A simple change in Oklahoma law would allow school nurses to react quickly to save children with life-threatening allergic reactions, a state lawmaker said.
House Bill 2101 would allow school nurses to use epinephrine auto-injectors, often known by the brand name EpiPens, on students they suspect are having such medical emergencies.
“When you're throat is swelling and you can't breathe, it's seconds,” said Rep. Will Fourkiller, a nurse and former teacher.
The bill passed the House of Representatives, but the Senate returned it, asking for clarification on some issues.
Fourkiller said the idea for the bill came from his wife, who is a school nurse in a rural area near Stilwell.
Students are allowed to bring auto-injectors to school only with a prescription. But nurses and other adults have few options for anyone with an unknown allergy, especially in rural communities, said Fourkiller, D-Stilwell. By the time an ambulance transported a student with anaphylaxis to the nearest hospital, it might be too late, he said.
Anaphylaxis is a fast, severe allergic reaction, according to the Centers for Disease Control and Prevention. The reaction has a variety of symptoms, such as hives, trouble breathing and shock. It can cause death. Someone who is suffering from anaphylaxis needs medical attention immediately.
For food allergies, the best treatment is auto-injected epinephrine, according to the Asthma and Allergy Foundation of America.
About 1 in 6 children with food allergies have discovered they are allergic after an accidental ingestion at school, according to the CDC.
Furthermore, about 1 in 4 cases of anaphylaxis at school happen to students who didn't know they had an allergy in the first place, according to the CDC.
“Children have lost their lives because they didn't know they were allergic,” Fourkiller said.
Last year, a first-grader in Virginia died after eating a peanut a friend gave her during recess, according to the Asthma and Allergy Foundation of America.
Afterward, Virginia lawmakers required school officials to keep epinephrine auto-injectors on site. Similar legislation has passed in Maryland and Illinois.
In Oklahoma, students are only allowed to give themselves two types of medicine at school: anaphylaxis medicine and asthma inhalers. Both types of medicine have to be specifically prescribed, and a student's parent and doctor must notify school officials in writing each school year.

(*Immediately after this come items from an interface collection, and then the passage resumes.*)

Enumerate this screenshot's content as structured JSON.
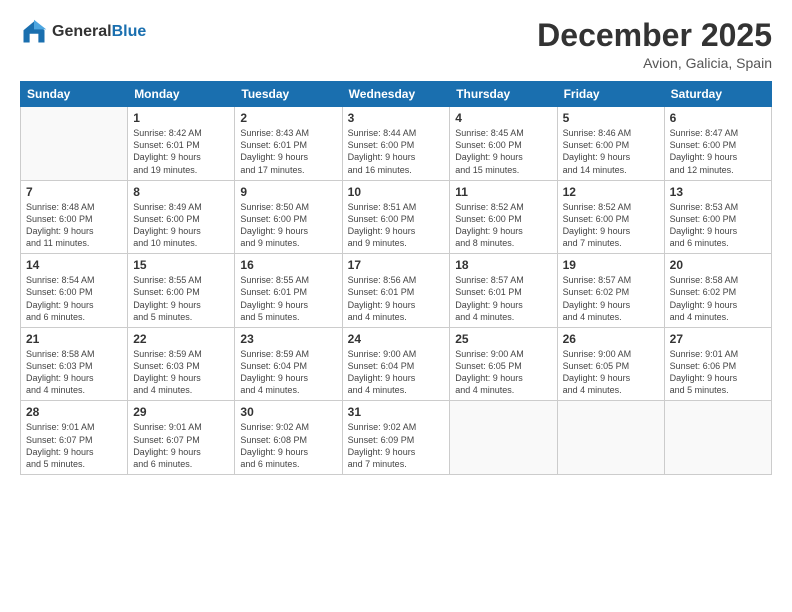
{
  "header": {
    "logo_line1": "General",
    "logo_line2": "Blue",
    "main_title": "December 2025",
    "subtitle": "Avion, Galicia, Spain"
  },
  "days_of_week": [
    "Sunday",
    "Monday",
    "Tuesday",
    "Wednesday",
    "Thursday",
    "Friday",
    "Saturday"
  ],
  "weeks": [
    [
      {
        "day": "",
        "info": ""
      },
      {
        "day": "1",
        "info": "Sunrise: 8:42 AM\nSunset: 6:01 PM\nDaylight: 9 hours\nand 19 minutes."
      },
      {
        "day": "2",
        "info": "Sunrise: 8:43 AM\nSunset: 6:01 PM\nDaylight: 9 hours\nand 17 minutes."
      },
      {
        "day": "3",
        "info": "Sunrise: 8:44 AM\nSunset: 6:00 PM\nDaylight: 9 hours\nand 16 minutes."
      },
      {
        "day": "4",
        "info": "Sunrise: 8:45 AM\nSunset: 6:00 PM\nDaylight: 9 hours\nand 15 minutes."
      },
      {
        "day": "5",
        "info": "Sunrise: 8:46 AM\nSunset: 6:00 PM\nDaylight: 9 hours\nand 14 minutes."
      },
      {
        "day": "6",
        "info": "Sunrise: 8:47 AM\nSunset: 6:00 PM\nDaylight: 9 hours\nand 12 minutes."
      }
    ],
    [
      {
        "day": "7",
        "info": "Sunrise: 8:48 AM\nSunset: 6:00 PM\nDaylight: 9 hours\nand 11 minutes."
      },
      {
        "day": "8",
        "info": "Sunrise: 8:49 AM\nSunset: 6:00 PM\nDaylight: 9 hours\nand 10 minutes."
      },
      {
        "day": "9",
        "info": "Sunrise: 8:50 AM\nSunset: 6:00 PM\nDaylight: 9 hours\nand 9 minutes."
      },
      {
        "day": "10",
        "info": "Sunrise: 8:51 AM\nSunset: 6:00 PM\nDaylight: 9 hours\nand 9 minutes."
      },
      {
        "day": "11",
        "info": "Sunrise: 8:52 AM\nSunset: 6:00 PM\nDaylight: 9 hours\nand 8 minutes."
      },
      {
        "day": "12",
        "info": "Sunrise: 8:52 AM\nSunset: 6:00 PM\nDaylight: 9 hours\nand 7 minutes."
      },
      {
        "day": "13",
        "info": "Sunrise: 8:53 AM\nSunset: 6:00 PM\nDaylight: 9 hours\nand 6 minutes."
      }
    ],
    [
      {
        "day": "14",
        "info": "Sunrise: 8:54 AM\nSunset: 6:00 PM\nDaylight: 9 hours\nand 6 minutes."
      },
      {
        "day": "15",
        "info": "Sunrise: 8:55 AM\nSunset: 6:00 PM\nDaylight: 9 hours\nand 5 minutes."
      },
      {
        "day": "16",
        "info": "Sunrise: 8:55 AM\nSunset: 6:01 PM\nDaylight: 9 hours\nand 5 minutes."
      },
      {
        "day": "17",
        "info": "Sunrise: 8:56 AM\nSunset: 6:01 PM\nDaylight: 9 hours\nand 4 minutes."
      },
      {
        "day": "18",
        "info": "Sunrise: 8:57 AM\nSunset: 6:01 PM\nDaylight: 9 hours\nand 4 minutes."
      },
      {
        "day": "19",
        "info": "Sunrise: 8:57 AM\nSunset: 6:02 PM\nDaylight: 9 hours\nand 4 minutes."
      },
      {
        "day": "20",
        "info": "Sunrise: 8:58 AM\nSunset: 6:02 PM\nDaylight: 9 hours\nand 4 minutes."
      }
    ],
    [
      {
        "day": "21",
        "info": "Sunrise: 8:58 AM\nSunset: 6:03 PM\nDaylight: 9 hours\nand 4 minutes."
      },
      {
        "day": "22",
        "info": "Sunrise: 8:59 AM\nSunset: 6:03 PM\nDaylight: 9 hours\nand 4 minutes."
      },
      {
        "day": "23",
        "info": "Sunrise: 8:59 AM\nSunset: 6:04 PM\nDaylight: 9 hours\nand 4 minutes."
      },
      {
        "day": "24",
        "info": "Sunrise: 9:00 AM\nSunset: 6:04 PM\nDaylight: 9 hours\nand 4 minutes."
      },
      {
        "day": "25",
        "info": "Sunrise: 9:00 AM\nSunset: 6:05 PM\nDaylight: 9 hours\nand 4 minutes."
      },
      {
        "day": "26",
        "info": "Sunrise: 9:00 AM\nSunset: 6:05 PM\nDaylight: 9 hours\nand 4 minutes."
      },
      {
        "day": "27",
        "info": "Sunrise: 9:01 AM\nSunset: 6:06 PM\nDaylight: 9 hours\nand 5 minutes."
      }
    ],
    [
      {
        "day": "28",
        "info": "Sunrise: 9:01 AM\nSunset: 6:07 PM\nDaylight: 9 hours\nand 5 minutes."
      },
      {
        "day": "29",
        "info": "Sunrise: 9:01 AM\nSunset: 6:07 PM\nDaylight: 9 hours\nand 6 minutes."
      },
      {
        "day": "30",
        "info": "Sunrise: 9:02 AM\nSunset: 6:08 PM\nDaylight: 9 hours\nand 6 minutes."
      },
      {
        "day": "31",
        "info": "Sunrise: 9:02 AM\nSunset: 6:09 PM\nDaylight: 9 hours\nand 7 minutes."
      },
      {
        "day": "",
        "info": ""
      },
      {
        "day": "",
        "info": ""
      },
      {
        "day": "",
        "info": ""
      }
    ]
  ]
}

School nurses and administrators are bound by the specifics of the law when it comes to who can be treated with auto-injectors, said Tricia Pemberton, a spokeswoman for the Oklahoma Education Department.

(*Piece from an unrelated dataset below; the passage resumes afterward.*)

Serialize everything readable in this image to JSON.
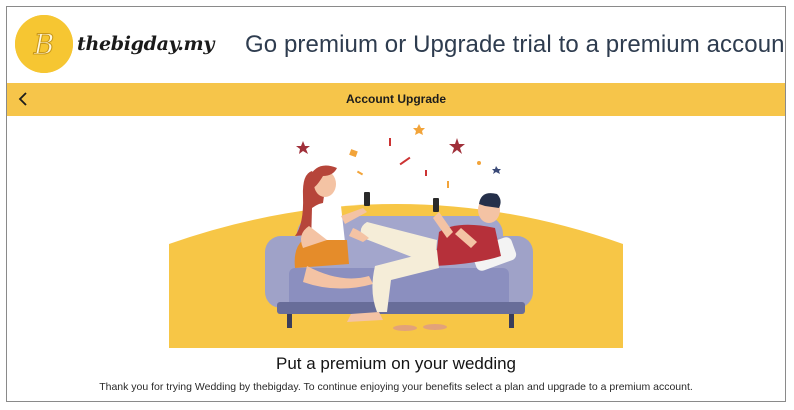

“The current law would allow this only to those students who have been seen by a doctor,” Pemberton said. “Rep. Fourkiller is seeking broader use.”